Oregon State University: Pulitzer Prize-winning composer Anthony Davis to speak at Oregon State

Anthony Davis, composer of the Pulitzer Prize-winning opera “The Central Park Five,” will discuss his work on March 9 at Oregon State University during “A Conversation with Anthony Davis,” at Oregon State University.

Davis will be interviewed by Dana Reason, a composer and assistant professor of music at Oregon State University, at 5:30 p.m. in the Austin Auditorium of The LaSells Stewart Center. “A Conversation with Anthony Davis,” showcases the kind of programming to be offered at the Oregon State’s Arts and Education Complex currently being built on the Corvallis campus.

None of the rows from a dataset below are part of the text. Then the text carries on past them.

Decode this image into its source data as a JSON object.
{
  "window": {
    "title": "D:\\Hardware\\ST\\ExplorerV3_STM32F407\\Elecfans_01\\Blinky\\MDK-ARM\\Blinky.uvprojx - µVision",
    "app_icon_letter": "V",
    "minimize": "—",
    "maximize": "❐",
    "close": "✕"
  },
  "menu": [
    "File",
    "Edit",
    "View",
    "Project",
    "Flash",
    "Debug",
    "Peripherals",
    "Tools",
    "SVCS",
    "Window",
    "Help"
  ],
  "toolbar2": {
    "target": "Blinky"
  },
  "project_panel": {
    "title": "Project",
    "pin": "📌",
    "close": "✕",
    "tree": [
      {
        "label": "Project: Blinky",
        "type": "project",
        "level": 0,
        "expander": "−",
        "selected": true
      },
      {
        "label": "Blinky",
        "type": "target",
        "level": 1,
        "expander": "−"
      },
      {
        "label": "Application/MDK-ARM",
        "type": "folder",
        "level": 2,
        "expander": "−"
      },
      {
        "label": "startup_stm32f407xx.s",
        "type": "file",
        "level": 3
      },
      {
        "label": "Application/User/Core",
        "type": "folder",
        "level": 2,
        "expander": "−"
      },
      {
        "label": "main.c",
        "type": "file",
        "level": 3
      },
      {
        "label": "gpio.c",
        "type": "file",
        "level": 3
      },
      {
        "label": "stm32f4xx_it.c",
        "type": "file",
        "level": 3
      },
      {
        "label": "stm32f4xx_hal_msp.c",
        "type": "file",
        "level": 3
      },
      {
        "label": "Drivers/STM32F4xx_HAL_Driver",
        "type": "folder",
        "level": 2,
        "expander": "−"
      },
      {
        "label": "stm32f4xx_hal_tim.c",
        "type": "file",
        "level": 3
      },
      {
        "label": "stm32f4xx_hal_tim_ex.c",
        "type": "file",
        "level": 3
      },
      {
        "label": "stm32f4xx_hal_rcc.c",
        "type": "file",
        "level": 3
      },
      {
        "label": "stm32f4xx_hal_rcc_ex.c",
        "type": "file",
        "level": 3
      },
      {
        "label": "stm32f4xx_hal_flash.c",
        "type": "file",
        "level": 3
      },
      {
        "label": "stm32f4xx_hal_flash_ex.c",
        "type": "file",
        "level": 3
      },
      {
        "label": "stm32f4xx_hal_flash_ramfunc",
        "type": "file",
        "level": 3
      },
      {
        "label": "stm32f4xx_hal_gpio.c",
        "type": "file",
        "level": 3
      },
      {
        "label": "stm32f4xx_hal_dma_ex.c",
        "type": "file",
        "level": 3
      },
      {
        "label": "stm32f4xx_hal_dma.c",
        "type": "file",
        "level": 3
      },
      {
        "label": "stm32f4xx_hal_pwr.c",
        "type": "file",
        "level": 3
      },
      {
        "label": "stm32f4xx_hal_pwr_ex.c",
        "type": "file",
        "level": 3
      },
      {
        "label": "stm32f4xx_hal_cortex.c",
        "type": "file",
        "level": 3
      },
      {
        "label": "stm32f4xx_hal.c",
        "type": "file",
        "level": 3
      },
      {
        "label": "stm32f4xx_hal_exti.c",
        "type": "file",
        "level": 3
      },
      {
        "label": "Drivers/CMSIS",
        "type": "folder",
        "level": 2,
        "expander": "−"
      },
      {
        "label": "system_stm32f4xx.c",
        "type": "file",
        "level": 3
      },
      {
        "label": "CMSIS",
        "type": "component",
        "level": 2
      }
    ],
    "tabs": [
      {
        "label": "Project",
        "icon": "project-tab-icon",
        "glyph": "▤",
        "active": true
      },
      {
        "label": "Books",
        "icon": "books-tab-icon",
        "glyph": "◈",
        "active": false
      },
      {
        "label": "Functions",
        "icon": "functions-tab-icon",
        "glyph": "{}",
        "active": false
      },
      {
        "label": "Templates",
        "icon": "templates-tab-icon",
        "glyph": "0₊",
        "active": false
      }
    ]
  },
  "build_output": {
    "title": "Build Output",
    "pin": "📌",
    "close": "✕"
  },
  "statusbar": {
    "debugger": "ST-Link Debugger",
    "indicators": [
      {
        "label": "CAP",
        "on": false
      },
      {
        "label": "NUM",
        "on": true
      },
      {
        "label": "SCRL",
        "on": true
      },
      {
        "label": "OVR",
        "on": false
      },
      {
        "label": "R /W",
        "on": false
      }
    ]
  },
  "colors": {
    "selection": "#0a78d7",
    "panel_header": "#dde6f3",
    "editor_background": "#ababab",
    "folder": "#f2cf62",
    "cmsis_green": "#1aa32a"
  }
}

“The Central Park Five” is a musical treatment of the 1989 convictions of five Black and Latino teenagers of the rape and assault of a white woman, Trisha Meili, in Central Park in New York City. The five teenagers’ convictions were vacated in 2002 after serial rapist Matias Reyes admitted to the crime and DNA evidence substantiated his confession. The five men settled a lawsuit with the city in 2014.

The opera won the 2020 Pulitzer Prize in Music. Davis is expected to play selections from his music during the event.

“Certainly we chose the Davis program because of the extraordinary power, relevance, and insights of

‘The Central Park Five,’” said Peter Betjemann, director of arts and education for Oregon State University’s College of Liberal Arts.

“But we also loved the idea of opening with opera, both because we have very strong vocal programs here at OSU and because opera is a musical form which can seem intimidating. Our intention is to activate the beauty and power of opera (including its relevance to contemporary issues) by providing a ‘gateway’ event that should be as interesting to those with zero opera experience as to season ticket holders at the Portland Opera or those who have been to the Met, La Scala, or the Sydney Opera House.”

The message of “The Central Park Five” is directly tied to current events, Betjemann said.

“Davis uses the operatic form to activate Black history,” he said. “He also stretches that form in extraordinarily exciting ways, incorporating jazz, popular music, hip-hop, and other forms of contemporary musical expression. In the past two years, the United States has been called to reckon with the ways in which Black men have been wrongfully criminalized. “The Central Park Five” is a point of entry to that work.”

Comments are closed.